The reported incidence of NI in newborn mules is about 10%, which is higher than the incidence in horses. In many mule pregnancies, the mare develops anti-erythrocyte antibodies. All donkeys possess the red blood cell antigen known as donkey factor. It is likely with every donkey/horse breeding that there is the potential for NI. Mules suffering from NI frequently manifest thrombocytopenia (low platelet count) as well as anemia, presumably because of the presence of anti-platelet antibody as well as anti-red cell antibody. Alloimmune thrombocytopenia (platelet destruction due to anti-platelet antibody) may occur without NI as well.

Determining the Potential for Developing NI

A mare that has produced a foal that developed NI is likely to produce others. The risk of producing another NI foal is greater if the mare is bred to the same stallion or a stallion with the same inciting blood type as that of the original stallion. Mares that have previously produced a NI foal are excellent candidates for anti-erythrocyte antibody screening in subsequent pregnancies. Some breeds have a higher risk of having an NI foal, such as Friesians. In addition, mares bred to a donkey are at risk of producing a NI newborn, and they are also excellent candidates for anti-erythrocyte antibody screening to test for the anti-donkey factor.

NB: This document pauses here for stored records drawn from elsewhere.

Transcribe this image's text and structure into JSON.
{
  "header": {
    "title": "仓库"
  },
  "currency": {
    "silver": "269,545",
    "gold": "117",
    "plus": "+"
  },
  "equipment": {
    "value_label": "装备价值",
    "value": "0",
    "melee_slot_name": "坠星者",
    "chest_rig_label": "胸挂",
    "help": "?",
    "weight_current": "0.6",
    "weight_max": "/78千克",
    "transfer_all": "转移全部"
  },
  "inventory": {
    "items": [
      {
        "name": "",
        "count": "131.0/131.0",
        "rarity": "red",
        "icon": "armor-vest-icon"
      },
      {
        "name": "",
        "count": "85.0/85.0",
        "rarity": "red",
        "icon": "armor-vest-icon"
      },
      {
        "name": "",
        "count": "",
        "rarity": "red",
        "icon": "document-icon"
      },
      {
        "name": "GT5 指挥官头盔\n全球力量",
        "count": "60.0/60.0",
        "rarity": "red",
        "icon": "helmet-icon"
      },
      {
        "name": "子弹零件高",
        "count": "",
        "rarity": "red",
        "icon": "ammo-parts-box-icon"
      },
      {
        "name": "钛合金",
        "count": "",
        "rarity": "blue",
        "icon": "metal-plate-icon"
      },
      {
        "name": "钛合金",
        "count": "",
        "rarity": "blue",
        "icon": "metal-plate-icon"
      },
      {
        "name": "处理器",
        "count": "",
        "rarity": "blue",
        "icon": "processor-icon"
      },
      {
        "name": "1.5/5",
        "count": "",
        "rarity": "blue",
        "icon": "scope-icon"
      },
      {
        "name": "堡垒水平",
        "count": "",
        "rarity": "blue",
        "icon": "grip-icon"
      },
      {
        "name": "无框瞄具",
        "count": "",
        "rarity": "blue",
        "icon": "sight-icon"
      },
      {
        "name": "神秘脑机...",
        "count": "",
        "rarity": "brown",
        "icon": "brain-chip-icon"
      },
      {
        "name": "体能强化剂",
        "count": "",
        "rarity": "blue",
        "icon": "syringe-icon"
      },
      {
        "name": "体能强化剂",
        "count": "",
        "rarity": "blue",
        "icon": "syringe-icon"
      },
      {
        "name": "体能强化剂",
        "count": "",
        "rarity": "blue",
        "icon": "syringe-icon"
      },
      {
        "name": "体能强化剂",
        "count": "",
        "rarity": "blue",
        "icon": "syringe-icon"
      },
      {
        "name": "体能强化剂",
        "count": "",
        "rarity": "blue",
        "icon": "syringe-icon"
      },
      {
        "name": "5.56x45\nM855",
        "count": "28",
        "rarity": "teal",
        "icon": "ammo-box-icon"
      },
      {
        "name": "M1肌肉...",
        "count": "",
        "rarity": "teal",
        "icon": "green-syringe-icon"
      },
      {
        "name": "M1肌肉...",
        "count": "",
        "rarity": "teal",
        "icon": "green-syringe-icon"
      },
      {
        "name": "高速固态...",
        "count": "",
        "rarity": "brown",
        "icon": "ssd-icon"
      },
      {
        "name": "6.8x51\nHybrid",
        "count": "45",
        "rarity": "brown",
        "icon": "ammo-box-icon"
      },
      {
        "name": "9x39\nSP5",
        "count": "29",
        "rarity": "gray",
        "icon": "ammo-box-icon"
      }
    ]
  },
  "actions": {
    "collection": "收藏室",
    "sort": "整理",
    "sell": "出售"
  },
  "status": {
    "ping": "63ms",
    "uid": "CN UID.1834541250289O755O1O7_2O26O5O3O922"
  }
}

Prevention of NI

The mare’s serum should be tested for anti-erythrocyte antibodies 1 to 2 weeks before she is scheduled to foal. The results of this testing determines whether a foal will develop NI. Anti-erythrocyte antibody testing is performed using a panel of red blood cells from 11 horses and one donkey. In addition, if the stallion or jack’s red blood cells are available, crossmatching with the mare’s serum is also performed at no extra charge. If the antibody screen is positive for lytic antibodies we recommend muzzling the foal for 24-48 hours after birth and administering an alternate source of colostrum under the advisement of a veterinarian. Blood typing of the mare and potential stallions can provide information that is useful for preventing NI. For mares that have had a foal that developed NI, this information can be used to select a sire that is negative for the blood group factor to which she has antibodies. Currently, the following blood factors are determined: A (a,b,c), Ca, Ka, P (a,b), Q (a,b,c), and Ua.

Diagnosis of NI

Clinical signs of red blood cell lysis in the affected foal usually occur within 6-72 hours after birth. The major clinical signs are lethargy, elevated pulse (heart rate), increased respiratory rate, anemia and jaundice. If mild, the foal may recover without treatment, however the disease may progress to severe anemia and organ dysfunction leading to death. Diagnosis is supported by demonstrating anti-red cell antibodies in the colostrum or serum of the mare.